adhere), and then scrape off with a dull knife. Apply
cool packs and hydrocortisone cream.
Some jellyfish (notably, the Portuguese
man-of-war, the box jellyfish, and certain jellyfish
from northeastern Australia) may cause serious
injuries and even have the potential to be lethal. In
cases where the kind of jellyfish that caused the sting is
either unknown or is known to have been from a box
jellyfish or Portuguese man-of-war, the injury should
be treated as a serious one, regardless of initial
symptoms. The following steps should be taken in the
case of serious jellyfish stings.
1. Retrieve the victim from the water if necessary.
2. Send others for an ambulance and antivenom.
(Antivenom is available for box jellyfish stings.
It is from sheep, and should be given in all
3. Pour vinegar liberally (2 liters) over the sting
area for at least 30 seconds to inactivate stinging
cells that may remain.
4. Remove any remaining tentacles carefully.
(Excessive manipulation may cause rupture of
nematocysts and further poison release.)
Carefully (and gently) use a towel if necessary,
or use a dull knife edge (as described above to
remove arthropod stingers).
5. Apply a compression bandage to stings
covering more than half of one limb or causing
6. Start an IV.
7. Remain with the victim, and monitor vital signs
(the ABCs and consciousness, responding
appropriately (possibly including CPR) and as
8. Transport the patient to a hospital as quickly as
9. Opiate analgesics (morphine or meperidine)
may be necessary for pain relief.
SPINE INJURIES.Spiny fish, stingrays,
urchins, and cone shells inject their venom by
puncturing with spines (fig. 5-6). General signs and
symptoms include swelling, nausea, vomiting,
generalized cramps, diarrhea, muscular paralysis, and
shock. General emergency care consists of prompt
flushing with cold sea water to remove the venom and
to constrict hemorrhaging blood vessels.
debride the wound of any remaining pieces of the
spines venom-containing integumentary sheath. Soak
the wound area in very hot water (110F/43 C) for 30
to 60 minutes to neutralize the venom.
completely debride the wound, control hemorrhage,
s u t u r e , p r o v i d e t e t a n u s p r o p h y l a x i s a n d a
broad-spectrum antibiotic, and elevate the extremity.
For minor injuries, a steroid cream to the wound area
may relieve discomfort. For serious injurieswounds
that are deep, very painful, or causing the patient
distressstabilize the patient and transport
immediately to a hospital.
In the case of contact with stonefish, scorpionfish,
zebra, or lionfish, immerse the wound in very hot water
for a minimum of 30 minutes until the pain is
decreased.

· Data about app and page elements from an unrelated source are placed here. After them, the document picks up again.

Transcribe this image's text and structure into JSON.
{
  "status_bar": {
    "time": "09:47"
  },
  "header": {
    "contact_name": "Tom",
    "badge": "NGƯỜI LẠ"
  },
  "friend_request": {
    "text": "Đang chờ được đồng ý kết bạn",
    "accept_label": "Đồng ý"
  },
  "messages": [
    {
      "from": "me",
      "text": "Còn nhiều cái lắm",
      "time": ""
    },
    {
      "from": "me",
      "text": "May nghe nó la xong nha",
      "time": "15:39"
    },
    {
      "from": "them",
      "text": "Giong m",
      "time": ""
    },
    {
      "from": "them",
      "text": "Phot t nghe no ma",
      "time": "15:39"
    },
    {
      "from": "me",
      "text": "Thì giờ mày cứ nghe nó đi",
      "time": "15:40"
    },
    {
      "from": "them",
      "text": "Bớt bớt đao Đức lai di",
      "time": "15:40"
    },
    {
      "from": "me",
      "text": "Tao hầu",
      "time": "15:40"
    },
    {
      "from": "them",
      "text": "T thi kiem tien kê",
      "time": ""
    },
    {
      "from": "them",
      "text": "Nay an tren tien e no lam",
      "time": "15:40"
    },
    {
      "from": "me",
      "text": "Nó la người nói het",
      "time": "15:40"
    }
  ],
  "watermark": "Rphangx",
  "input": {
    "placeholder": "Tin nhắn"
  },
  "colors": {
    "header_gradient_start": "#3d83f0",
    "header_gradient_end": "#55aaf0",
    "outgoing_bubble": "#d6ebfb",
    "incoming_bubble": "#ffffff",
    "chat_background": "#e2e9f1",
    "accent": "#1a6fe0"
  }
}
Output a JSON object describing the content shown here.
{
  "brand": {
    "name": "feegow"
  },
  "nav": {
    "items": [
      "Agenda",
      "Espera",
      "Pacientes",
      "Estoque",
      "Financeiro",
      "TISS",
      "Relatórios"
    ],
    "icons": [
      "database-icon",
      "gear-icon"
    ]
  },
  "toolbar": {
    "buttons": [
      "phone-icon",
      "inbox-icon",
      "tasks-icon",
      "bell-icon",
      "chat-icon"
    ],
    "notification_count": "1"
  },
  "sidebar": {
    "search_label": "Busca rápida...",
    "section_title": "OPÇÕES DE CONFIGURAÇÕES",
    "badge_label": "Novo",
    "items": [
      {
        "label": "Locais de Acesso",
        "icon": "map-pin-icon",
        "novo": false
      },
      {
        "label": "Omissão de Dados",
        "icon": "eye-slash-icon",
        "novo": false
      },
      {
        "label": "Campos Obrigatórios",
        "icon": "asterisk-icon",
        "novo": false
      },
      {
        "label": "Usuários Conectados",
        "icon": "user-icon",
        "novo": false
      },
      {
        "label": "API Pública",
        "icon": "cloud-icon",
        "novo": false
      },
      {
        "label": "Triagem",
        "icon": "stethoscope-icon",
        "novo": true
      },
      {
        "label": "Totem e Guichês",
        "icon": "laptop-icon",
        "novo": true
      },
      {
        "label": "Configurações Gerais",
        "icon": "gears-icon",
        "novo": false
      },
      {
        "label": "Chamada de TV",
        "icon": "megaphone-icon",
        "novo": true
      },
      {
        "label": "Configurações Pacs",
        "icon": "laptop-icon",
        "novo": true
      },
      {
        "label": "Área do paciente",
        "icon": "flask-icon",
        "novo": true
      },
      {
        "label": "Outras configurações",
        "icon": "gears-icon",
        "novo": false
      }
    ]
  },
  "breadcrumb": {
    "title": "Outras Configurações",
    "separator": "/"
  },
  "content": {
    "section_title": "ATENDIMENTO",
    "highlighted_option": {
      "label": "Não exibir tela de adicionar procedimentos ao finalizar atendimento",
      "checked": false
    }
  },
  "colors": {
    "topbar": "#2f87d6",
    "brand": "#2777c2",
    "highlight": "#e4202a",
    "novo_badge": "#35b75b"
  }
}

Inject emetine hydrochloride directly into
the wound within 30 minutes, and provide meperidine
(or other opiate) for pain. Monitor the victims vital
signs closely. Obtain antivenom (from local zoos or
aquariums) for all serious cases.
SEA SNAKE INJURIES.Sea snakes are found
in the warm water areas of the Pacific and Indian
Oceans. Their venom is VERY poisonous, but their
fangs are only 1/4 inch long. The first aid outlined for
land snakes also applies to sea snakes.
LEARNING OBJECTIVE: Recall drug
abuse assessment and treatment procedures
and patient handling techniques.
Drug abuse is the use of drugs for purposes or in
quantities for which they were not intended. Drugs of
Figure 5-6.Stingray sting.